In addition to the existing center spring?

the top knob is not keyed to the top-post, so it just spins? why not keyed? Seems like it should be, yes?

I had the same experience, but affecting the plate piece. I think I'll fix it with CA glue, though I'm also considering using cura's "horizontal expansion" parameter to just print one that should be a better friction fit.

Its pretty tight as is. But feel free to use a touch of cyanocrylate to make it more permanent. So. No. It doesn't "just spin".

mine sure does just spin. I was planning on a putting a pin though, so it could be taken apart, but if there was a key/notch it would be simpler. Just a suggestion, take or leave, I've already printed mine.

None of mine needed a pin or glue or anything.

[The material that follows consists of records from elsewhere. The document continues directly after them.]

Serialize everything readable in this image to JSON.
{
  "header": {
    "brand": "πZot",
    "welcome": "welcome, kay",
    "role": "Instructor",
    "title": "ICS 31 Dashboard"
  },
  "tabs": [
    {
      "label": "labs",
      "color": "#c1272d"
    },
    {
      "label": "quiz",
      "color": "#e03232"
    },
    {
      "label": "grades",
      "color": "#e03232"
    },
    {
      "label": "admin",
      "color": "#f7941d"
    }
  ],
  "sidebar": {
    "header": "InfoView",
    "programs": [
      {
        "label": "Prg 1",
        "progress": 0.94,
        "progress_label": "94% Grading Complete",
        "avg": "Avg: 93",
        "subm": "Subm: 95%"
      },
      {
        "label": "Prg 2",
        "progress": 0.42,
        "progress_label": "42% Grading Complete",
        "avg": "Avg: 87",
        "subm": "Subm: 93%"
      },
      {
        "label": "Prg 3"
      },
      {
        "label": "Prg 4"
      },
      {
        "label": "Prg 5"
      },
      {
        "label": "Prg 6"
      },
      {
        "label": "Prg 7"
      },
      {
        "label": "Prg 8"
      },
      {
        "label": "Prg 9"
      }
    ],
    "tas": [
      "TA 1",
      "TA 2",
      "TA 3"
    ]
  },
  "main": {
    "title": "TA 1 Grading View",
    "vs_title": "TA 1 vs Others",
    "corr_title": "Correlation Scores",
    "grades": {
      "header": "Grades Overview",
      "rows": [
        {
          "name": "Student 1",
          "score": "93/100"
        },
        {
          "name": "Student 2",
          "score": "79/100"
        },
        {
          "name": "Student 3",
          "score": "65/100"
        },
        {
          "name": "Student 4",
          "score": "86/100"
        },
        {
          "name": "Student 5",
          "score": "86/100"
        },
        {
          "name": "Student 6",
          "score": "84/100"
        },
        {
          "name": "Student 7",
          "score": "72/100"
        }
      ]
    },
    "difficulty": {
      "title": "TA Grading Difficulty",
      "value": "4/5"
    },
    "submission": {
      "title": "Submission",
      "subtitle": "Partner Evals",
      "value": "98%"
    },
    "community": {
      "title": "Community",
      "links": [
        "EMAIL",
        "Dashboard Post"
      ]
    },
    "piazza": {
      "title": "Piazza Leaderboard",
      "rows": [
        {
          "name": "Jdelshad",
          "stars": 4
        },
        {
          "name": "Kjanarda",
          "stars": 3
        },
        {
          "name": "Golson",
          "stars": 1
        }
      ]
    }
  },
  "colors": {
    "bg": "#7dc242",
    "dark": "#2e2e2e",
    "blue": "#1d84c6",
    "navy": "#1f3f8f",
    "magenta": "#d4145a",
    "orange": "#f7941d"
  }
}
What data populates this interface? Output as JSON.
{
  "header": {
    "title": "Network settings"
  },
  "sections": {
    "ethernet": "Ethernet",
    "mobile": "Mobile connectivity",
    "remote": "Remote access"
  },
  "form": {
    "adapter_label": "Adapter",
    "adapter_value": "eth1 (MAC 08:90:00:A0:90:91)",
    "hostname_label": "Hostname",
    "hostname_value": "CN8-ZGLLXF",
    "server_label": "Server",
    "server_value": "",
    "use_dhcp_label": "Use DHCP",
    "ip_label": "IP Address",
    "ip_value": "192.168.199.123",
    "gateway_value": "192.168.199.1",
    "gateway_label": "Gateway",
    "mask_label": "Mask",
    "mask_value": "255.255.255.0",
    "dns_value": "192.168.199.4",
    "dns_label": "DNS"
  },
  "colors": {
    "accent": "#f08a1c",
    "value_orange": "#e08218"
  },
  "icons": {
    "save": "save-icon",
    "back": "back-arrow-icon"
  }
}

Enough friction to hold it together and take apart easily. But I suppose differences in printers could make a difference. If I crack open the design again any time, I'll see about adding some kind of key or other better fixer - and perhaps an air lock (a previous suggestion). Thanks. You may also want to clean the threads up on the raise/lower mechanism so it moves easily.

Nice work, this really shows off what is possible with 3D printing: interfacing with real-world objects, close-fitting parts, working threads (both internal and external). I printed in ABS and it turned out perfectly. I may go back and coat the plunger piece with something to make it officially food-safe, but for now I'm just happy to look at it and let people see that cool working parts can be made.

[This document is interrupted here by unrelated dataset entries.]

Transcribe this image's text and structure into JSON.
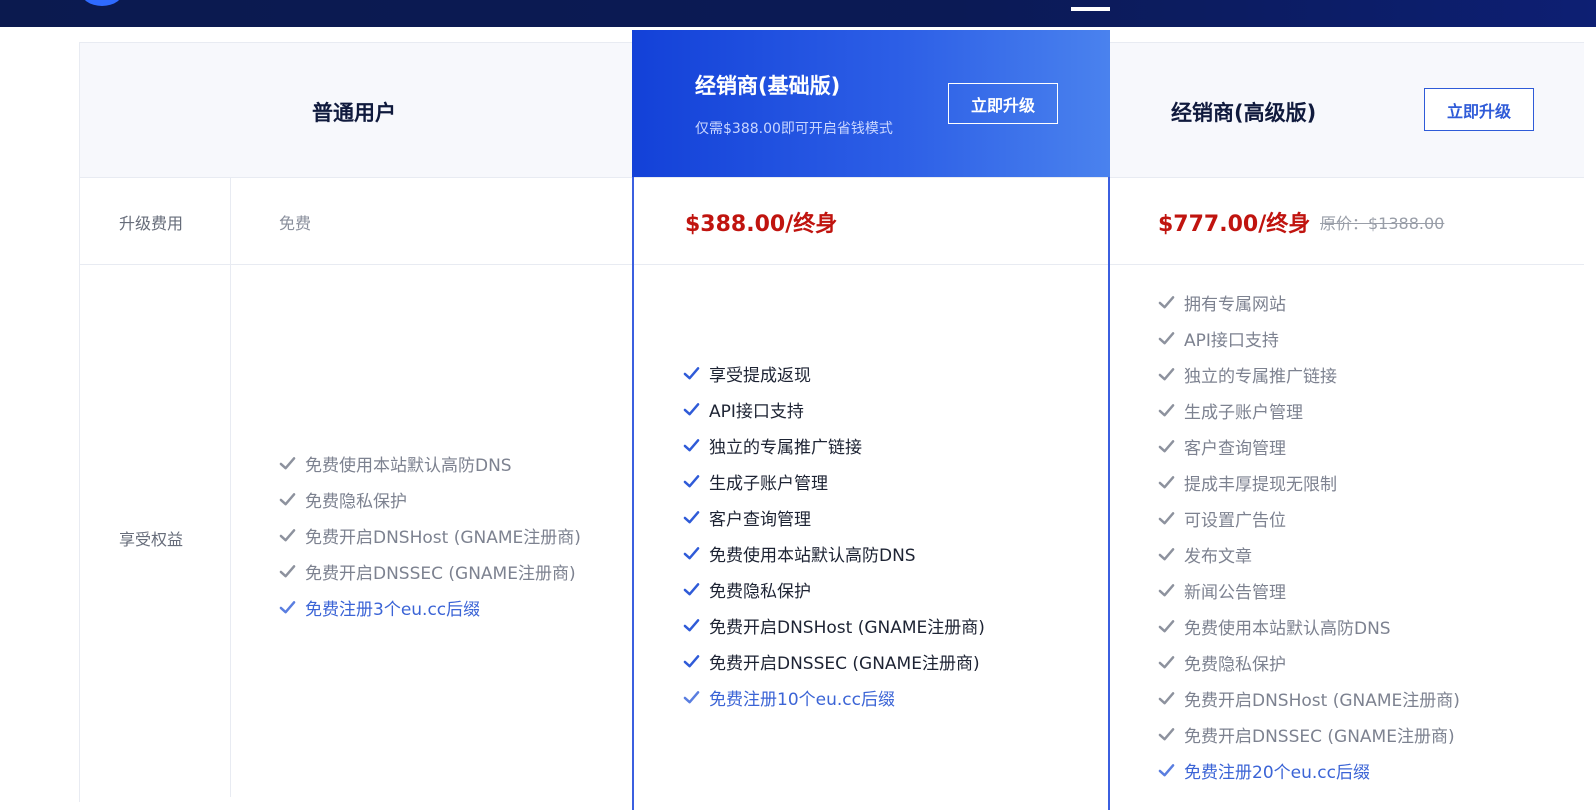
{
  "plans": {
    "normal": {
      "title": "普通用户"
    },
    "basic": {
      "title": "经销商(基础版)",
      "subtitle": "仅需$388.00即可开启省钱模式",
      "upgrade_label": "立即升级"
    },
    "premium": {
      "title": "经销商(高级版)",
      "upgrade_label": "立即升级"
    }
  },
  "rows": {
    "fee_label": "升级费用",
    "benefits_label": "享受权益"
  },
  "fees": {
    "normal": "免费",
    "basic": "$388.00/终身",
    "premium": "$777.00/终身",
    "premium_original": "原价：$1388.00"
  },
  "features": {
    "normal": [
      "免费使用本站默认高防DNS",
      "免费隐私保护",
      "免费开启DNSHost (GNAME注册商)",
      "免费开启DNSSEC (GNAME注册商)",
      "免费注册3个eu.cc后缀"
    ],
    "basic": [
      "享受提成返现",
      "API接口支持",
      "独立的专属推广链接",
      "生成子账户管理",
      "客户查询管理",
      "免费使用本站默认高防DNS",
      "免费隐私保护",
      "免费开启DNSHost (GNAME注册商)",
      "免费开启DNSSEC (GNAME注册商)",
      "免费注册10个eu.cc后缀"
    ],
    "premium": [
      "拥有专属网站",
      "API接口支持",
      "独立的专属推广链接",
      "生成子账户管理",
      "客户查询管理",
      "提成丰厚提现无限制",
      "可设置广告位",
      "发布文章",
      "新闻公告管理",
      "免费使用本站默认高防DNS",
      "免费隐私保护",
      "免费开启DNSHost (GNAME注册商)",
      "免费开启DNSSEC (GNAME注册商)",
      "免费注册20个eu.cc后缀"
    ]
  },
  "icons": {
    "feature_check": "check-icon"
  },
  "colors": {
    "header_dark": "#0b1a4f",
    "accent_blue": "#2f5bd8",
    "price_red": "#c0140f"
  }
}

Thanks! glad you like it!

Nicely done -- and thanks for sharing! I assume these do not prevent oxygen from reaching the jar contents like the various air lock lid designs. Has this been a problem for you at all (mold, etc.)? What's your basic process?

CLine, you're thinking of fermenting, which is a different process than simple pickling. Produce soaked in vinegar doesn't have the same mold issues that a saltwater brine would offer.

These don't actually have an airlock design in them. The screw hole in top should be slightly loose, so it is enough to let gasses escape and minimize convection of other air (and baddies) into the jar. Pretty much the same theory as the ones I've bought in the local Japanese grocer. It's not ideal, especially for anything that needs to ferment in warmer places for longer times, I suppose. For a short pickle that can be done in the fridge, it's been great. I've had great luck with things like Japanese shiozuke (salt cured), kimchee, etc. My luck with sauerkraut has not been so good... no mold... just nothing.

My process?

  • Disassemble and sterilize everything first (weak bleach, hot water... or vodka...)
  • Follow whatever pickle recipe and dump in the jar so it doesn't go up more than about 2/3rd to the top.
  • Put it in the fridge and don't mess with it, except to slightly agitate and twist the top to push the plunger down, until things are ready. Usually 2-3 days for my preferred cuke, turnip, and cabbage salt cured mix.

If you want to do it outside the fridge, do it at your own risk. I think I might make a second design of this eventually that removes the knob on the top and replaces it with a bubbler-type airlock... weaken and lengthen the spring "piston" so that it doesn't need as much (or any) adjusting.